This is hands down the biggest tipping season of the year. Myself, I just returned from picking up my dogs from the groomer where they only go a handful of times a year and dropped $20 on the tip alone. And I'm feeling like I gypped her.
Yeah, now that I think about it I totally gypped her.
But I stink at this kind of thing. I spent a few years as a waitress in college and then a couple of years as a bartender while in that I-don't-know-what-I-want-to-be-when-I-grow-up phase so I have no problem with tipping those people. I am a straight across the board 20% tipper in restaurants if the service is good, 15% if it's just adequate. And I've been known to leave less if I need to point out that they should consider trying another line of work. Bartenders I tip accordingly on a case by case basis.
After that, however, I get frazzled. And now with the holidays coming up I'm really stuck. It's easy enough to go online and find the unofficial guidelines for holiday tipping but I want to know what real people do. For instance, I have a house cleaner who comes once a week but we've only just hired her. She's only cleaned our home, as of tomorrow, three times. What do I tip her?
Ditto for my stylist. I've only seen her four times, less than half the year. She's pregnant so I plan on bringing her a cute onsie or something like that for her baby and I'll increase my usual tip by at least ten percent (I'm generous with my stylists, too). Is that enough?
So what do you do? Do you tip or give small gifts to your garbage men? Your postal carriers? How much do you tip your hairdresser or the person who delivers your newspaper. And are Christmas cookies as gift ever a good idea?
And should I go back to the groomer and leave her a big, fat tip and many apologies?

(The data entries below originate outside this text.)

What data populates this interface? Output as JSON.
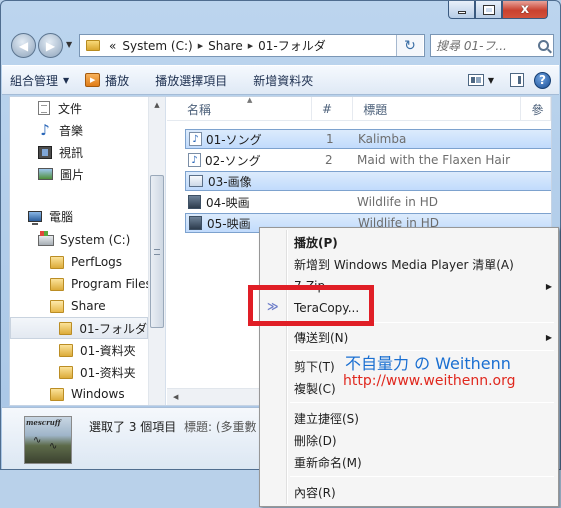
{
  "window": {
    "close_glyph": "x"
  },
  "nav": {
    "back_glyph": "◀",
    "forward_glyph": "▶",
    "breadcrumb_prefix": "«",
    "path": [
      "System (C:)",
      "Share",
      "01-フォルダ"
    ],
    "search_placeholder": "搜尋 01-フ..."
  },
  "toolbar": {
    "organize": "組合管理",
    "play": "播放",
    "play_selection": "播放選擇項目",
    "new_folder": "新增資料夾",
    "help": "?"
  },
  "nav_pane": {
    "items": [
      {
        "label": "文件",
        "icon": "document-icon"
      },
      {
        "label": "音樂",
        "icon": "music-icon"
      },
      {
        "label": "視訊",
        "icon": "video-icon"
      },
      {
        "label": "圖片",
        "icon": "picture-icon"
      },
      {
        "label": "電腦",
        "icon": "computer-icon"
      },
      {
        "label": "System (C:)",
        "icon": "drive-icon"
      },
      {
        "label": "PerfLogs",
        "icon": "folder-icon"
      },
      {
        "label": "Program Files",
        "icon": "folder-icon"
      },
      {
        "label": "Share",
        "icon": "folder-icon"
      },
      {
        "label": "01-フォルダ",
        "icon": "folder-icon",
        "selected": true
      },
      {
        "label": "01-資料夾",
        "icon": "folder-icon"
      },
      {
        "label": "01-资料夹",
        "icon": "folder-icon"
      },
      {
        "label": "Windows",
        "icon": "folder-icon"
      }
    ]
  },
  "file_list": {
    "columns": [
      "名稱",
      "#",
      "標題",
      "參"
    ],
    "rows": [
      {
        "name": "01-ソング",
        "num": "1",
        "title": "Kalimba",
        "type": "music",
        "selected": true
      },
      {
        "name": "02-ソング",
        "num": "2",
        "title": "Maid with the Flaxen Hair",
        "type": "music",
        "selected": false
      },
      {
        "name": "03-画像",
        "num": "",
        "title": "",
        "type": "folder",
        "selected": true
      },
      {
        "name": "04-映画",
        "num": "",
        "title": "Wildlife in HD",
        "type": "video",
        "selected": false
      },
      {
        "name": "05-映画",
        "num": "",
        "title": "Wildlife in HD",
        "type": "video",
        "selected": true
      }
    ]
  },
  "details": {
    "thumb_label": "mescruff",
    "summary": "選取了 3 個項目",
    "field": "標題: (多重數"
  },
  "context_menu": {
    "items": [
      {
        "label": "播放(P)"
      },
      {
        "label": "新增到 Windows Media Player 清單(A)"
      },
      {
        "label": "7-Zip",
        "submenu": true
      },
      {
        "label": "TeraCopy...",
        "highlighted": true
      },
      {
        "label": "傳送到(N)",
        "submenu": true
      },
      {
        "label": "剪下(T)"
      },
      {
        "label": "複製(C)"
      },
      {
        "label": "建立捷徑(S)"
      },
      {
        "label": "刪除(D)"
      },
      {
        "label": "重新命名(M)"
      },
      {
        "label": "內容(R)"
      }
    ],
    "submenu_glyph": "▶",
    "teracopy_icon_glyph": "≫"
  },
  "watermark": {
    "title": "不自量力 の Weithenn",
    "url": "http://www.weithenn.org"
  },
  "colors": {
    "highlight_border": "#e01e26",
    "watermark_title": "#1a6fd1",
    "watermark_url": "#e0281e",
    "selection": "#c1dbfc"
  }
}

Because no one trims my dogs' nails like she does and that's worth its weight in gold right there.